The portfolio doctor
PORTLAND, OREGON | Bernstein didn't get into investing as a way to strike it rich. He was already a clinical neurologist when he decided to research the best way to invest his own money. In the couple of decades since then, the former physician has distilled his findings into books (including
) that translate advanced financial theory into practical prescriptions for ordinary people. Part of Dr. Bernstein's charm lies in his bedside manner—he is blunt and funny, especially about what he calls "the rapacity of the investment industry." Consumers should be on guard against Wall Street, he says. Main Street's best defence is more knowledge—especially precise, scientific knowledge of how markets work now and how they've performed in the past.
Whatever prompted you to move from medicine to finance?
It all starts with the fact that I live in a country without a functioning social welfare system. You have to save, and save vigorously, for your own retirement. I decided I had to learn more about finance and investing. I approached the problem the way I thought anyone with scientific training would. I examined the peer-reviewed literature. I read the basic texts. Then I built a few computer models and collected some data to test various approaches. And when I was done—this was around 1994—I realized I had something of value to other small investors.
You've often said that investors sabotage themselves. How so?
Our ancestors evolved on the savannahs of Africa. What enables survival there is a focus on short-term risks—the hiss of the snake, the flash of black and yellow stripes that signals a predator. We overreact to such signals, which is good if your planning horizon is a half-second. But it's not great for the modern world, where your planning horizon may be 50 years or more. We sabotage ourselves all the time by overreacting to passing events.
One good defence is to learn a little about history and economics. For instance, people always get the relation between geopolitics and economics exactly reversed. Especially with equities, you're being rewarded for bearing risk. When things look the worst—in the early 1930s, for example, or in 2009—that's exactly when the future rewards for buying stocks tend to be highest.
What's a simple, smart way to invest?
I've suggested several portfolios that people have glommed on to. The most common one is probably the no-brainer portfolio. From an American perspective, it's one-quarter bonds, one-quarter European stocks, one-quarter U.S. small-cap stocks and one-quarter S&P 500. You invest in each area through a low-cost index fund, so it's really simple for anyone to manage.
Bond yields have sunk to meagre levels. Doesn't it make sense to reduce your exposure to them and load up on stocks instead?
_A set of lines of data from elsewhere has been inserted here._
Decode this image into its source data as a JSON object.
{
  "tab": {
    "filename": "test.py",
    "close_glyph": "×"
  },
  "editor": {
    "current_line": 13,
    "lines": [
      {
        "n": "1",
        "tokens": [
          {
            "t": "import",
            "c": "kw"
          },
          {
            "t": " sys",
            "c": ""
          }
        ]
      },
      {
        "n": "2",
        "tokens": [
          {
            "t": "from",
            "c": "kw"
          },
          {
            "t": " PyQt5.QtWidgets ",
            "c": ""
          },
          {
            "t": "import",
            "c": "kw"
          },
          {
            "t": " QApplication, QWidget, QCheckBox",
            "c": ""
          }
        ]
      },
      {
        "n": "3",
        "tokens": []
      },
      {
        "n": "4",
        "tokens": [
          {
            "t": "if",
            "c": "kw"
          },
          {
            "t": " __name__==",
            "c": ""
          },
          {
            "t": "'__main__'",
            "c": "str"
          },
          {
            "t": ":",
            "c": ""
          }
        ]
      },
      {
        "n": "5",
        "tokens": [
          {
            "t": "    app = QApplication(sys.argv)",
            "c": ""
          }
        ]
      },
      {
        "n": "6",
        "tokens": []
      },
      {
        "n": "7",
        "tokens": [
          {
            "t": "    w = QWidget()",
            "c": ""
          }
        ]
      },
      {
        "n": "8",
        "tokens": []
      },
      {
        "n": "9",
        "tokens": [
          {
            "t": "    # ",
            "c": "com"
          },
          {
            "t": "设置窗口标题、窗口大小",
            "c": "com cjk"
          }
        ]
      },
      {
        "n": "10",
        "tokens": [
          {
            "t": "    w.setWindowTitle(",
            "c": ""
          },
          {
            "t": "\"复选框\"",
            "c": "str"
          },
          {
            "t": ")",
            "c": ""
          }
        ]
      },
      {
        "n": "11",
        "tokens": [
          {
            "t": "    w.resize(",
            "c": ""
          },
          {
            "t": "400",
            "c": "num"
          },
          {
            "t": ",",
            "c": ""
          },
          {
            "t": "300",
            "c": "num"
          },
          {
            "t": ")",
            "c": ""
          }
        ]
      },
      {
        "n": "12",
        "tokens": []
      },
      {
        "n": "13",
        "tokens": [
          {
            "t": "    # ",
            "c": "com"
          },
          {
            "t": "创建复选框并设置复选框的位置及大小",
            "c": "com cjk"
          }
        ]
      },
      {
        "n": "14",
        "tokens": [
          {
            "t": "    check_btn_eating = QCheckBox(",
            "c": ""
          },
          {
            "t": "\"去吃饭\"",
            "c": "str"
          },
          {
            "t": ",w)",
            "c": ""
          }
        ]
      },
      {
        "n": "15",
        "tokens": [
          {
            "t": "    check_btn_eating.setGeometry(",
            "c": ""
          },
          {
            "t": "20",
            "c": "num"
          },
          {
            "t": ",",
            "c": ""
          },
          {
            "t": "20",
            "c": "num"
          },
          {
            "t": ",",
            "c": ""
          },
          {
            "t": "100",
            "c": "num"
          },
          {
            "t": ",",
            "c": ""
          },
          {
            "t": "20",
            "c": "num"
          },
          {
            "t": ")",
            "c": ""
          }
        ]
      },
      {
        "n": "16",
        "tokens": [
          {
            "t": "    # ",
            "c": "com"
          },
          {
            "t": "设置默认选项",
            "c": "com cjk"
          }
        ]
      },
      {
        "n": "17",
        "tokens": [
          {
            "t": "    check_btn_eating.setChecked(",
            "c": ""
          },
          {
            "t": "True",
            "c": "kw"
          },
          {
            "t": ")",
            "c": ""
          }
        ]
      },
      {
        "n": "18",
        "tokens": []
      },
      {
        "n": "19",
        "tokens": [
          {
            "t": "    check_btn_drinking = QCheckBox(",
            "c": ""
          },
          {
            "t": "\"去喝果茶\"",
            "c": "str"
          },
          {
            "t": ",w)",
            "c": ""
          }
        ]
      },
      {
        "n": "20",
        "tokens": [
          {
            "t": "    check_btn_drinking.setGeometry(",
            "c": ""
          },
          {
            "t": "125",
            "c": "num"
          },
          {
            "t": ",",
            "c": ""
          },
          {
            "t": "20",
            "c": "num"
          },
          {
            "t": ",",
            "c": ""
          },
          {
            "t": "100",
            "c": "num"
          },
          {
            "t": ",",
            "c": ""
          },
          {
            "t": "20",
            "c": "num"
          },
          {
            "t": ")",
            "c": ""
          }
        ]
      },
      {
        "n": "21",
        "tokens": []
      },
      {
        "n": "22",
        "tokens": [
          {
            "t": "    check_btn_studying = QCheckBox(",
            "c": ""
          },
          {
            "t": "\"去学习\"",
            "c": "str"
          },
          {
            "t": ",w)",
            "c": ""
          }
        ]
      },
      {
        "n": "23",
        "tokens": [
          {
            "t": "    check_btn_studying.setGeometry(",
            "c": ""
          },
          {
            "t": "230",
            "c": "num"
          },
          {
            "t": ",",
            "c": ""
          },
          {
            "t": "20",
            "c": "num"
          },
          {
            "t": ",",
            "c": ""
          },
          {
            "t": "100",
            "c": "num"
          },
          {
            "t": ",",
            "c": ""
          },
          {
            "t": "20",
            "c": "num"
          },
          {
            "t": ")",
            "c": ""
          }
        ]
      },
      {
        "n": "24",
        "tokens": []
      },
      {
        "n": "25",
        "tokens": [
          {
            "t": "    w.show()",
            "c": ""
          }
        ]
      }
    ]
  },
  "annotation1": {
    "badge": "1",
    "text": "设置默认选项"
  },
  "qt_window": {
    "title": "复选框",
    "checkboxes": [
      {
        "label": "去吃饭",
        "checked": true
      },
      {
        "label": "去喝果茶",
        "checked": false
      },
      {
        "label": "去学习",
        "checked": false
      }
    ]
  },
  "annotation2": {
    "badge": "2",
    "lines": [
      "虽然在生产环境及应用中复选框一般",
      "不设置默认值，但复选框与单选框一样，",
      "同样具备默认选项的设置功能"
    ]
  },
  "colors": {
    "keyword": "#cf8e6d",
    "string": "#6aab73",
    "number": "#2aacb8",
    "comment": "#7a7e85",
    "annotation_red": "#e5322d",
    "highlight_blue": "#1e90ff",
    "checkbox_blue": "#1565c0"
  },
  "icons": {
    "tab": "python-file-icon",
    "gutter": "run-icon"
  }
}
No, it doesn't. If you look at the expected real returns, stocks yield maybe 2%. Earnings and dividends are growing at a bit more than 1%, so that gives you an expected real return of around 3.5%. Meanwhile, the expected real return of bonds is essentially zero, so that's a premium for stocks of about 3.5%—and that's pretty much what the premium has always been. There's no reason to change your allocation.
The key—and I really want to stress this—isn’t the exact mix of assets. It’s being able to stick with some reasonable allocation through thick and thin. If you can do that, chances are you’ll blow the doors off most professionals on Wall Street.
What type of returns should investors expect?
Stocks are probably going to produce real returns of about 3.5% a year. Bonds are probably going to produce zero in real terms. So, a typical balanced portfolio of stocks and bonds is likely to generate about 2% a year in real terms.
What investments interest you right now?
Non-U.S. value stocks are cheap. That is, large-cap, foreign-value stocks—banks, utilities, things like that. An indexed investor can easily access them through any of several foreign-value exchange-traded funds.
What's your least favourite holding?
Probably small-cap U.S. stocks. And that's because they have done so well lately. It's time to rebalance away from them.
What is the best piece of investing advice you ever got?
Three quotes come to mind. The first is from financier Bernard Baruch: "Something that everyone knows isn't worth knowing." That applies to Fed policy, Brexit, anything that's in the financial press day after day. It's already going to be reflected in prices.
The next one comes from the great investor John Templeton. "The four most expensive words in the English language are, This time it's different."
The last is also from Templeton: "Bull markets are born on pessimism, grow on skepticism, mature on optimism and die on euphoria."
What hobbies do you have?
I love rehabilitating old computers—reformatting old hard drives and installing new operating systems. It's a weird hobby, but I enjoy it immensely.